Randall has represented a number of technology industry leaders, including Apple Inc. , AT&T Inc. , Dell Technologies, IBM Corp., and Intel Corp., among many others, in patent and IP cases. He was seen as a major lateral recruit for K&L Gates when he was hired in 2015 from Paul Hastings , a firm he joined in another notable move six years earlier from Skadden, Arps, Slate, Meagher & Flom . He was expected to earn $5 million in his first year at K&L Gates , according to an April 2016 feature story by The American Lawyer.

Randall said Thursday that he encountered conflicts at K&L Gates , which made it difficult to try cases.

“Anytime you have a firm with close to 2,000 lawyers, lots of practice groups and lots of offices and an expansive IP practice … you just have a huge conflict landscape to navigate through,” he said.
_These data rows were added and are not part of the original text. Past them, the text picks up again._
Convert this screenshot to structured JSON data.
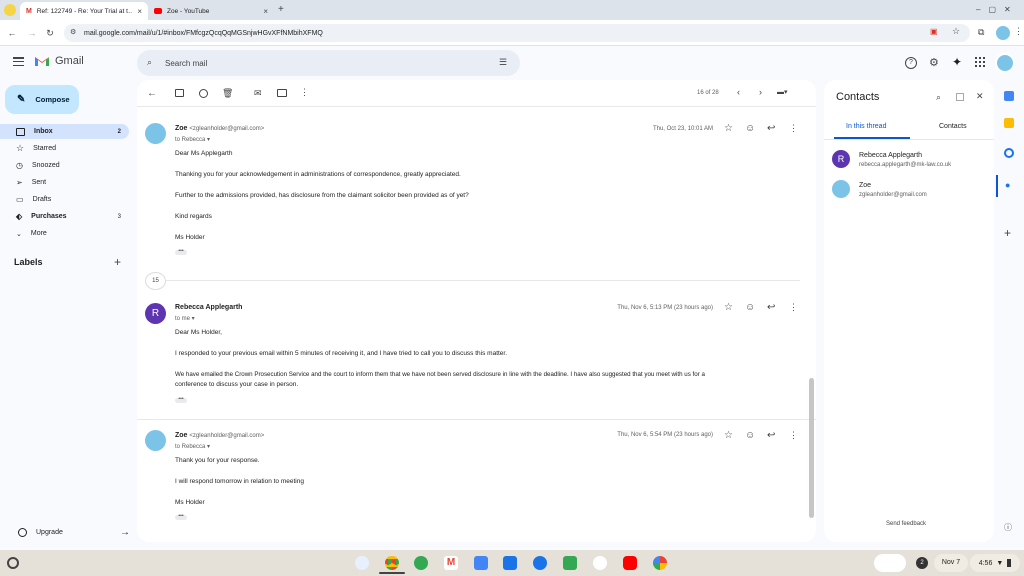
{
  "browser": {
    "tabs": [
      {
        "title": "Ref: 122749 - Re: Your Trial at t…",
        "favicon": "gmail-icon"
      },
      {
        "title": "Zoe - YouTube",
        "favicon": "youtube-icon"
      }
    ],
    "url": "mail.google.com/mail/u/1/#inbox/FMfcgzQcqQqMGSnjwHGvXFfNMbihXFMQ"
  },
  "gmail": {
    "app_name": "Gmail",
    "search_placeholder": "Search mail",
    "compose_label": "Compose",
    "nav": [
      {
        "label": "Inbox",
        "count": "2",
        "icon": "inbox-icon"
      },
      {
        "label": "Starred",
        "count": "",
        "icon": "star-icon"
      },
      {
        "label": "Snoozed",
        "count": "",
        "icon": "clock-icon"
      },
      {
        "label": "Sent",
        "count": "",
        "icon": "send-icon"
      },
      {
        "label": "Drafts",
        "count": "",
        "icon": "draft-icon"
      },
      {
        "label": "Purchases",
        "count": "3",
        "icon": "tag-icon"
      },
      {
        "label": "More",
        "count": "",
        "icon": "chevron-down-icon"
      }
    ],
    "labels_heading": "Labels",
    "upgrade_label": "Upgrade",
    "pagination": "16 of 28",
    "collapsed_count": "15"
  },
  "messages": [
    {
      "sender": "Zoe",
      "email": "<zgleanholder@gmail.com>",
      "to": "to Rebecca",
      "date": "Thu, Oct 23, 10:01 AM",
      "lines": [
        "Dear Ms Applegarth",
        "Thanking you for your acknowledgement in administrations of correspondence, greatly appreciated.",
        "Further to the admissions provided, has disclosure from the claimant solicitor been provided as of yet?",
        "Kind regards",
        "Ms Holder"
      ]
    },
    {
      "sender": "Rebecca Applegarth",
      "email": "",
      "to": "to me",
      "date": "Thu, Nov 6, 5:13 PM (23 hours ago)",
      "lines": [
        "Dear Ms Holder,",
        "I responded to your previous email within 5 minutes of receiving it, and I have tried to call you to discuss this matter.",
        "We have emailed the Crown Prosecution Service and the court to inform them that we have not been served disclosure in line with the deadline. I have also suggested that you meet with us for a",
        "conference to discuss your case in person."
      ]
    },
    {
      "sender": "Zoe",
      "email": "<zgleanholder@gmail.com>",
      "to": "to Rebecca",
      "date": "Thu, Nov 6, 5:54 PM (23 hours ago)",
      "lines": [
        "Thank you for your response.",
        "I will respond tomorrow in relation to meeting",
        "Ms Holder"
      ]
    }
  ],
  "contacts": {
    "title": "Contacts",
    "tabs": [
      "In this thread",
      "Contacts"
    ],
    "people": [
      {
        "initial": "R",
        "name": "Rebecca Applegarth",
        "email": "rebecca.applegarth@mk-law.co.uk"
      },
      {
        "initial": "",
        "name": "Zoe",
        "email": "zgleanholder@gmail.com"
      }
    ],
    "feedback": "Send feedback"
  },
  "shelf": {
    "date": "Nov 7",
    "time": "4:56",
    "notification_count": "2"
  },
  "colors": {
    "accent": "#0b57d0",
    "rebecca_avatar": "#5e35b1",
    "nav_selected": "#d3e3fd",
    "compose": "#c2e7ff"
  }
}
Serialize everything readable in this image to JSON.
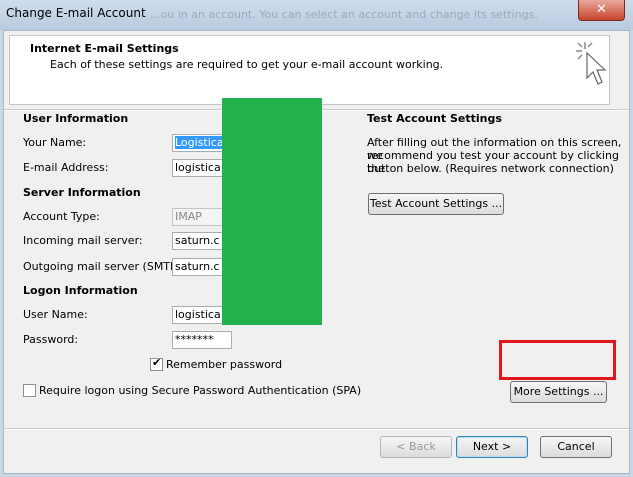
{
  "window": {
    "title": "Change E-mail Account",
    "background_title_text": "...ou in an account. You can select an account and change its settings.",
    "close_glyph": "✕"
  },
  "header": {
    "title": "Internet E-mail Settings",
    "subtitle": "Each of these settings are required to get your e-mail account working."
  },
  "user_info": {
    "heading": "User Information",
    "name_label": "Your Name:",
    "name_value": "Logistica",
    "email_label": "E-mail Address:",
    "email_value": "logistica"
  },
  "server_info": {
    "heading": "Server Information",
    "account_type_label": "Account Type:",
    "account_type_value": "IMAP",
    "incoming_label": "Incoming mail server:",
    "incoming_value": "saturn.c",
    "outgoing_label": "Outgoing mail server (SMTP):",
    "outgoing_value": "saturn.c"
  },
  "logon_info": {
    "heading": "Logon Information",
    "username_label": "User Name:",
    "username_value": "logistica",
    "password_label": "Password:",
    "password_value": "*******",
    "remember_label": "Remember password",
    "remember_checked": true,
    "spa_label": "Require logon using Secure Password Authentication (SPA)",
    "spa_checked": false
  },
  "test_settings": {
    "heading": "Test Account Settings",
    "description_line1": "After filling out the information on this screen, we",
    "description_line2": "recommend you test your account by clicking the",
    "description_line3": "button below. (Requires network connection)",
    "button_label": "Test Account Settings ..."
  },
  "buttons": {
    "more_settings": "More Settings ...",
    "back": "< Back",
    "next": "Next >",
    "cancel": "Cancel"
  },
  "colors": {
    "redaction": "#22b14c",
    "highlight_box": "#e3161e"
  },
  "icons": {
    "header_icon": "cursor-click-icon",
    "checkmark": "✔"
  }
}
Randall declined to discuss any current cases he has pending.

K&L Gates has suffered several significant partner departures in the last year. In June 2016, the firm lost John Pierce, who had joined just a few months earlier. The Recorder, a sibling publication, reported last week on Pierce forming Los Angeles-based Pierce Sergenian with a former colleague from Quinn Emanuel Urquhart & Sullivan .

A 32-lawyer consumer lending regulatory group also left K&L Gates ’ office in Washington, D.C., for Mayer Brown in March 2016. In May of that year, Michael Missal, a member of the firm’s management committee, was confirmed as inspector general for the U.S. Department of Veterans Affairs.

Joon Yoon, an IP litigation and licensing partner at K&L Gates in New York , where the Korean law expert joined the firm in 2015, left after a little more than a year for Jones Day . The departures came even as K&L Gates stood to reap a $210 million windfall from its role handling a massive patent infringement settlement.

 

Copyright owned by The Recorder. All rights reserved. This material may not be published, broadcast, rewritten, or redistributed.